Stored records
• • • • • • •
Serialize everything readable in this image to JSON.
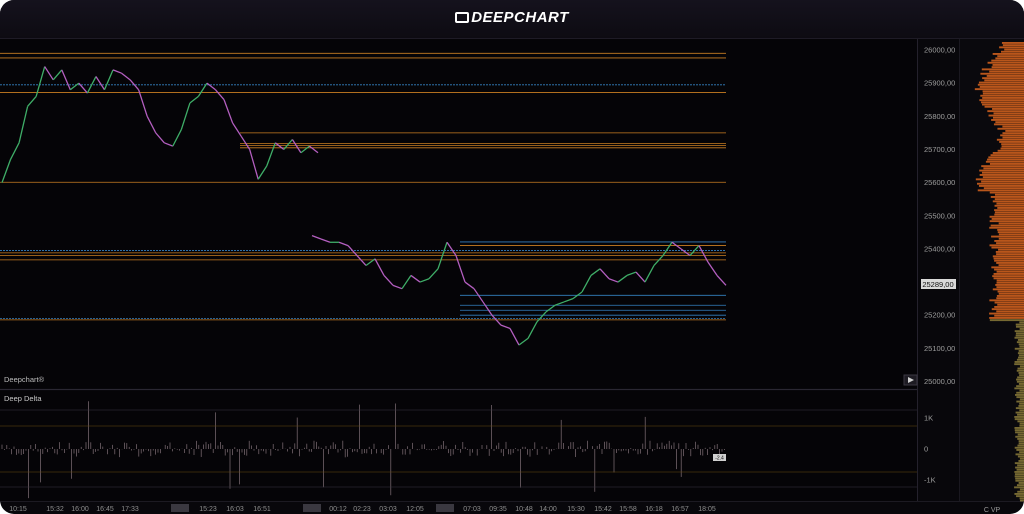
{
  "app": {
    "logo_text": "DEEPCHART"
  },
  "colors": {
    "background": "#050407",
    "candle_up": "#3fae68",
    "candle_down": "#b45fc0",
    "level_orange": "#e08c26",
    "level_blue": "#3b8fd6",
    "level_cyan": "#3fb7c8",
    "profile_orange": "#d8641e",
    "profile_olive": "#8a7a3a"
  },
  "price_axis": {
    "ticks": [
      "26000,00",
      "25900,00",
      "25800,00",
      "25700,00",
      "25600,00",
      "25500,00",
      "25400,00",
      "25300,00",
      "25200,00",
      "25100,00",
      "25000,00"
    ],
    "current_price": "25289,00"
  },
  "delta_axis": {
    "ticks": [
      "1K",
      "0",
      "-1K"
    ]
  },
  "time_axis": {
    "ticks": [
      "10:15",
      "15:32",
      "16:00",
      "16:45",
      "17:33",
      "",
      "15:23",
      "16:03",
      "16:51",
      "",
      "00:12",
      "02:23",
      "03:03",
      "12:05",
      "",
      "07:03",
      "09:35",
      "10:48",
      "14:00",
      "15:30",
      "15:42",
      "15:58",
      "16:18",
      "16:57",
      "18:05"
    ]
  },
  "panes": {
    "price_label": "Deepchart®",
    "delta_label": "Deep Delta",
    "delta_tag": "-2.4"
  },
  "profile": {
    "label": "C VP"
  },
  "chart_data": {
    "type": "line",
    "title": "",
    "ylabel": "",
    "ylim": [
      25000,
      26050
    ],
    "series": [
      {
        "kind": "price",
        "values": [
          25600,
          25670,
          25720,
          25830,
          25860,
          25950,
          25910,
          25940,
          25880,
          25900,
          25870,
          25920,
          25880,
          25940,
          25930,
          25910,
          25880,
          25800,
          25750,
          25720,
          25710,
          25760,
          25840,
          25860,
          25900,
          25880,
          25850,
          25780,
          25740,
          25700,
          25610,
          25650,
          25720,
          25700,
          25730,
          25690,
          25710,
          25690,
          25440,
          25430,
          25420,
          25420,
          25410,
          25380,
          25350,
          25370,
          25320,
          25290,
          25280,
          25320,
          25300,
          25310,
          25340,
          25420,
          25380,
          25300,
          25280,
          25240,
          25200,
          25170,
          25160,
          25110,
          25130,
          25180,
          25210,
          25230,
          25240,
          25250,
          25270,
          25320,
          25340,
          25310,
          25300,
          25320,
          25330,
          25300,
          25350,
          25380,
          25420,
          25400,
          25380,
          25410,
          25360,
          25320,
          25290
        ]
      }
    ],
    "levels": [
      {
        "price": 25990,
        "color": "orange"
      },
      {
        "price": 25976,
        "color": "orange"
      },
      {
        "price": 25895,
        "color": "blue"
      },
      {
        "price": 25872,
        "color": "orange"
      },
      {
        "price": 25750,
        "color": "orange"
      },
      {
        "price": 25718,
        "color": "orange"
      },
      {
        "price": 25712,
        "color": "orange"
      },
      {
        "price": 25705,
        "color": "orange"
      },
      {
        "price": 25601,
        "color": "orange"
      },
      {
        "price": 25395,
        "color": "blue"
      },
      {
        "price": 25388,
        "color": "orange"
      },
      {
        "price": 25380,
        "color": "orange"
      },
      {
        "price": 25367,
        "color": "orange"
      },
      {
        "price": 25190,
        "color": "blue"
      },
      {
        "price": 25186,
        "color": "orange"
      },
      {
        "price": 25421,
        "color": "blue"
      },
      {
        "price": 25410,
        "color": "orange"
      },
      {
        "price": 25260,
        "color": "blue"
      },
      {
        "price": 25230,
        "color": "blue"
      },
      {
        "price": 25215,
        "color": "blue"
      },
      {
        "price": 25200,
        "color": "blue"
      }
    ]
  }
}
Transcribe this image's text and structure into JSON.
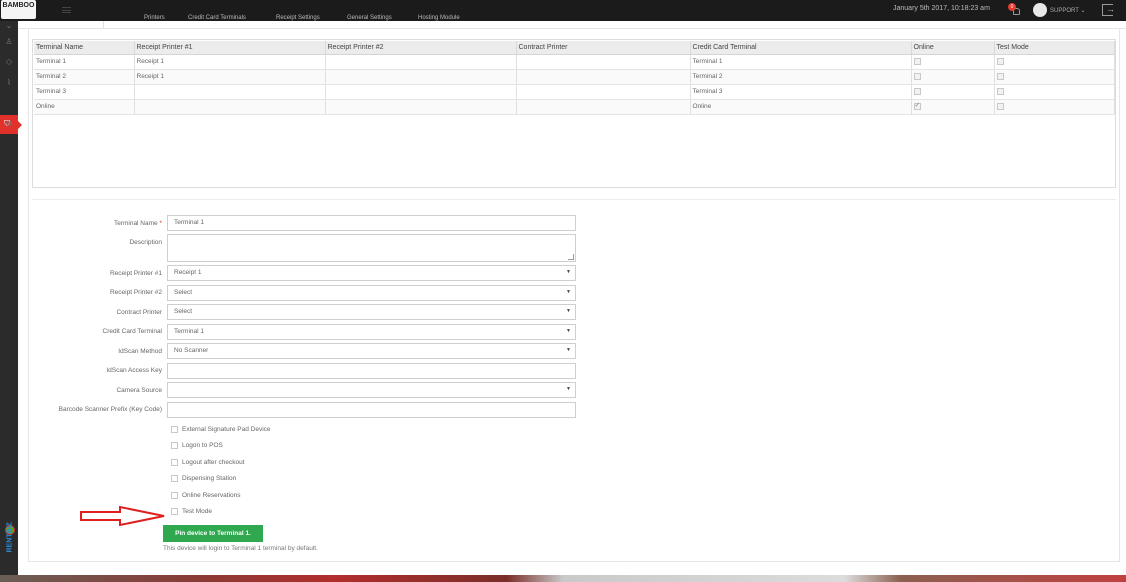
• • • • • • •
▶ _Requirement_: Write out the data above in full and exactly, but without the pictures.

▶ _Output of the task_:
Serialize everything readable in this image to JSON.
{
  "app": {
    "logo_text": "DEEPCHART"
  },
  "colors": {
    "background": "#050407",
    "candle_up": "#3fae68",
    "candle_down": "#b45fc0",
    "level_orange": "#e08c26",
    "level_blue": "#3b8fd6",
    "level_cyan": "#3fb7c8",
    "profile_orange": "#d8641e",
    "profile_olive": "#8a7a3a"
  },
  "price_axis": {
    "ticks": [
      "26000,00",
      "25900,00",
      "25800,00",
      "25700,00",
      "25600,00",
      "25500,00",
      "25400,00",
      "25300,00",
      "25200,00",
      "25100,00",
      "25000,00"
    ],
    "current_price": "25289,00"
  },
  "delta_axis": {
    "ticks": [
      "1K",
      "0",
      "-1K"
    ]
  },
  "time_axis": {
    "ticks": [
      "10:15",
      "15:32",
      "16:00",
      "16:45",
      "17:33",
      "",
      "15:23",
      "16:03",
      "16:51",
      "",
      "00:12",
      "02:23",
      "03:03",
      "12:05",
      "",
      "07:03",
      "09:35",
      "10:48",
      "14:00",
      "15:30",
      "15:42",
      "15:58",
      "16:18",
      "16:57",
      "18:05"
    ]
  },
  "panes": {
    "price_label": "Deepchart®",
    "delta_label": "Deep Delta",
    "delta_tag": "-2.4"
  },
  "profile": {
    "label": "C VP"
  },
  "chart_data": {
    "type": "line",
    "title": "",
    "ylabel": "",
    "ylim": [
      25000,
      26050
    ],
    "series": [
      {
        "kind": "price",
        "values": [
          25600,
          25670,
          25720,
          25830,
          25860,
          25950,
          25910,
          25940,
          25880,
          25900,
          25870,
          25920,
          25880,
          25940,
          25930,
          25910,
          25880,
          25800,
          25750,
          25720,
          25710,
          25760,
          25840,
          25860,
          25900,
          25880,
          25850,
          25780,
          25740,
          25700,
          25610,
          25650,
          25720,
          25700,
          25730,
          25690,
          25710,
          25690,
          25440,
          25430,
          25420,
          25420,
          25410,
          25380,
          25350,
          25370,
          25320,
          25290,
          25280,
          25320,
          25300,
          25310,
          25340,
          25420,
          25380,
          25300,
          25280,
          25240,
          25200,
          25170,
          25160,
          25110,
          25130,
          25180,
          25210,
          25230,
          25240,
          25250,
          25270,
          25320,
          25340,
          25310,
          25300,
          25320,
          25330,
          25300,
          25350,
          25380,
          25420,
          25400,
          25380,
          25410,
          25360,
          25320,
          25290
        ]
      }
    ],
    "levels": [
      {
        "price": 25990,
        "color": "orange"
      },
      {
        "price": 25976,
        "color": "orange"
      },
      {
        "price": 25895,
        "color": "blue"
      },
      {
        "price": 25872,
        "color": "orange"
      },
      {
        "price": 25750,
        "color": "orange"
      },
      {
        "price": 25718,
        "color": "orange"
      },
      {
        "price": 25712,
        "color": "orange"
      },
      {
        "price": 25705,
        "color": "orange"
      },
      {
        "price": 25601,
        "color": "orange"
      },
      {
        "price": 25395,
        "color": "blue"
      },
      {
        "price": 25388,
        "color": "orange"
      },
      {
        "price": 25380,
        "color": "orange"
      },
      {
        "price": 25367,
        "color": "orange"
      },
      {
        "price": 25190,
        "color": "blue"
      },
      {
        "price": 25186,
        "color": "orange"
      },
      {
        "price": 25421,
        "color": "blue"
      },
      {
        "price": 25410,
        "color": "orange"
      },
      {
        "price": 25260,
        "color": "blue"
      },
      {
        "price": 25230,
        "color": "blue"
      },
      {
        "price": 25215,
        "color": "blue"
      },
      {
        "price": 25200,
        "color": "blue"
      }
    ]
  }
}
Transcribe this image's text and structure into JSON.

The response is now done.